> _Your assignment_: Each line of the listing that includes the string "this" is to be identified and copied.

=-=-=

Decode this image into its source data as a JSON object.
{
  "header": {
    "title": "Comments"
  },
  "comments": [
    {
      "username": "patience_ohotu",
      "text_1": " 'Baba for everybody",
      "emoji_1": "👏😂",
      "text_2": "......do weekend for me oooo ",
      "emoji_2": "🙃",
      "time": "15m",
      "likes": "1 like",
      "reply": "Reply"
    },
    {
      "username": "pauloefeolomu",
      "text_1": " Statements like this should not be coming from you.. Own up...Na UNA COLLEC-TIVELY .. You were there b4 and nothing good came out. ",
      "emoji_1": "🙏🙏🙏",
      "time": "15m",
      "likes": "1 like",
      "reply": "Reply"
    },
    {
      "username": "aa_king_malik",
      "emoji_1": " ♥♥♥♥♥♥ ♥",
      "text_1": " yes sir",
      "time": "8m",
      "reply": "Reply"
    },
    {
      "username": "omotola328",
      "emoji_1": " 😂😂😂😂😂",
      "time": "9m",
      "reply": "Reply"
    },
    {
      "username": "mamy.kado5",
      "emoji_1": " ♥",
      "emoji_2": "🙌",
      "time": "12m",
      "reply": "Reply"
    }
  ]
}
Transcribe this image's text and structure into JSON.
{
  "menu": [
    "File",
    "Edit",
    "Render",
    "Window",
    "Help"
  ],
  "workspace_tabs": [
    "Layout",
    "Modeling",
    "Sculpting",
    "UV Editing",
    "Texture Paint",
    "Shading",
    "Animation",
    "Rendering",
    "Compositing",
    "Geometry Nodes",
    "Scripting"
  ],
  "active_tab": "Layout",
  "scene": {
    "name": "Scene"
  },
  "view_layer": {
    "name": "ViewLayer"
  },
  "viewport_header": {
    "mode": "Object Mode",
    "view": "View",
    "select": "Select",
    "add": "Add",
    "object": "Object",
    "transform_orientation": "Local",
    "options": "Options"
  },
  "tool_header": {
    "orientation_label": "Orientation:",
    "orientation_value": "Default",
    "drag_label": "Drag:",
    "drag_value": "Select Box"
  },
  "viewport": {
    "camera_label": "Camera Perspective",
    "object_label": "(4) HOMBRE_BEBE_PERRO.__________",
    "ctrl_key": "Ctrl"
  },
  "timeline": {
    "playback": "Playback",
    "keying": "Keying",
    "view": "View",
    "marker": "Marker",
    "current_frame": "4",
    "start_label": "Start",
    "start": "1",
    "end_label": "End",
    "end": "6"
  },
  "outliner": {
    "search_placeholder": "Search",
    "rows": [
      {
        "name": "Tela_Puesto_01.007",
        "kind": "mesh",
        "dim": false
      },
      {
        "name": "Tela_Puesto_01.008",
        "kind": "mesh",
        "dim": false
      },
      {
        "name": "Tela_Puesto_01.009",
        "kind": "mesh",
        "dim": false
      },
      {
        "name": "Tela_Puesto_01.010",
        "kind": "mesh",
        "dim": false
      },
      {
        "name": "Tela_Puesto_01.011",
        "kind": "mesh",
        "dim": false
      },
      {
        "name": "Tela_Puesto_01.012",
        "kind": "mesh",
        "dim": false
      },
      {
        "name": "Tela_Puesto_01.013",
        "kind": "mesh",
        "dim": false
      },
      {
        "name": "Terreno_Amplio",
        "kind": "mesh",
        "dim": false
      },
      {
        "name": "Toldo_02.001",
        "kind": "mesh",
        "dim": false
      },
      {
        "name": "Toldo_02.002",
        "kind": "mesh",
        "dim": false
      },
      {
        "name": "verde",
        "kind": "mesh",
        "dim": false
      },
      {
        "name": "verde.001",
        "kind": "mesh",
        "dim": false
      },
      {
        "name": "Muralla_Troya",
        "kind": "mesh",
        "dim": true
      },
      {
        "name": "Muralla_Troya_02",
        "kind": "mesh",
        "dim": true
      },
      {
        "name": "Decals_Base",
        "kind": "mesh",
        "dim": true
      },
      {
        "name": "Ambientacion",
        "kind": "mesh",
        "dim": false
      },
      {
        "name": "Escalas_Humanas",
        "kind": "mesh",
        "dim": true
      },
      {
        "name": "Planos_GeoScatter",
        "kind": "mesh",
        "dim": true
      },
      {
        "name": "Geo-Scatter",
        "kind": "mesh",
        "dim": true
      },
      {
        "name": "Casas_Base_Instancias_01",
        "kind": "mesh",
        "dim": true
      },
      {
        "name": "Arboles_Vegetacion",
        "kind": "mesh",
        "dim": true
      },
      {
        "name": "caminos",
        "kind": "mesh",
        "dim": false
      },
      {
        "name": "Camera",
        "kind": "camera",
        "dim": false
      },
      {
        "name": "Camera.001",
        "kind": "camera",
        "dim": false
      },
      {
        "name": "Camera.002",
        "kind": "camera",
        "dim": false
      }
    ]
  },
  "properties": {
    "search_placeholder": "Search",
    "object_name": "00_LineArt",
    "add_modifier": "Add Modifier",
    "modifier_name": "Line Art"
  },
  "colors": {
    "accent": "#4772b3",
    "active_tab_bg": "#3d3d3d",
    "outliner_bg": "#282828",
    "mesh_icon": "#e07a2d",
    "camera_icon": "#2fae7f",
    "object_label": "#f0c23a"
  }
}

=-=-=

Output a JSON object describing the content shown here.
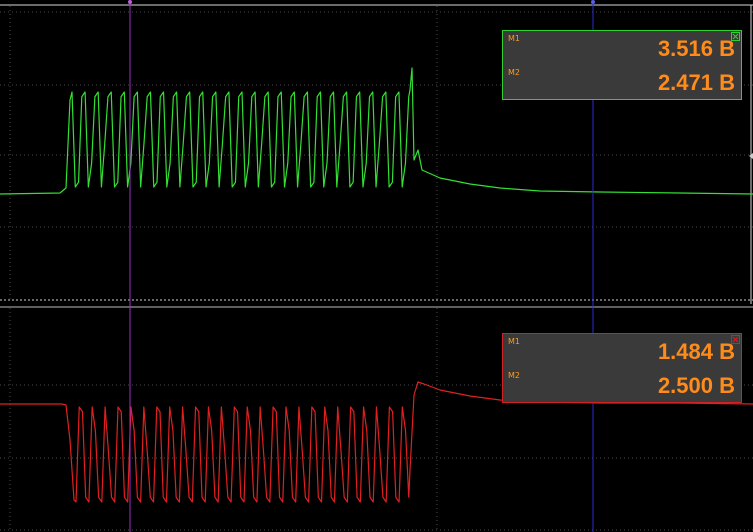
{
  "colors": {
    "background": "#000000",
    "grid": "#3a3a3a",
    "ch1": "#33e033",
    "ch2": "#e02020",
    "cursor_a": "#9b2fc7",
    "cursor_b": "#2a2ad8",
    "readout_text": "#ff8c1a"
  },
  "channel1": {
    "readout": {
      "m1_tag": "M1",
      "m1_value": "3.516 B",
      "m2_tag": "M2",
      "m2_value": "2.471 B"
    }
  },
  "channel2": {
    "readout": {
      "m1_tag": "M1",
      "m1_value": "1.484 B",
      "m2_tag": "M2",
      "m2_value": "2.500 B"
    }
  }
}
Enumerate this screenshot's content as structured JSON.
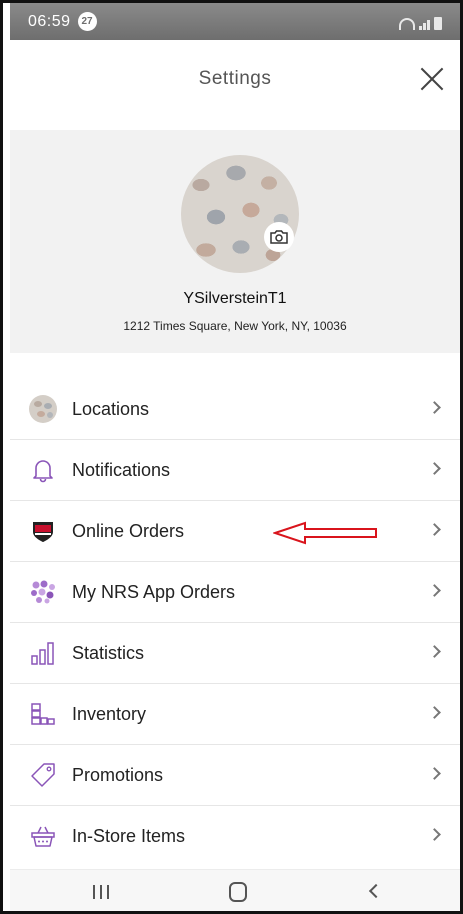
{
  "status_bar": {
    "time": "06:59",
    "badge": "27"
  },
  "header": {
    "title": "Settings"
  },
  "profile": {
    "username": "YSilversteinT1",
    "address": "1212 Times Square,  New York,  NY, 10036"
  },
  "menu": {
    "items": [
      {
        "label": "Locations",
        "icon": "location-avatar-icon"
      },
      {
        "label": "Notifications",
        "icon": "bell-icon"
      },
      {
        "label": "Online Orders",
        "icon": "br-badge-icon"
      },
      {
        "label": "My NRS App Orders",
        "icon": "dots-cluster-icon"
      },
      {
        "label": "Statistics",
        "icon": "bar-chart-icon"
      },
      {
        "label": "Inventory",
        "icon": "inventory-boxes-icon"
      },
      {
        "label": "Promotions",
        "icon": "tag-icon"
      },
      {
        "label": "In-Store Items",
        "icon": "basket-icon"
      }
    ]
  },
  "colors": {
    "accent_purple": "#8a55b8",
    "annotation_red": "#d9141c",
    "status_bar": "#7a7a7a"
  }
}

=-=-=

> _Final answer_:
Decode this image into its source data as a JSON object.
      "text_1": " Statements like this should not be coming from you.. Own up...Na UNA COLLEC-TIVELY .. You were there b4 and nothing good came out. ",
Transcribe this image's text and structure into JSON.
Enumerate this screenshot's content as structured JSON.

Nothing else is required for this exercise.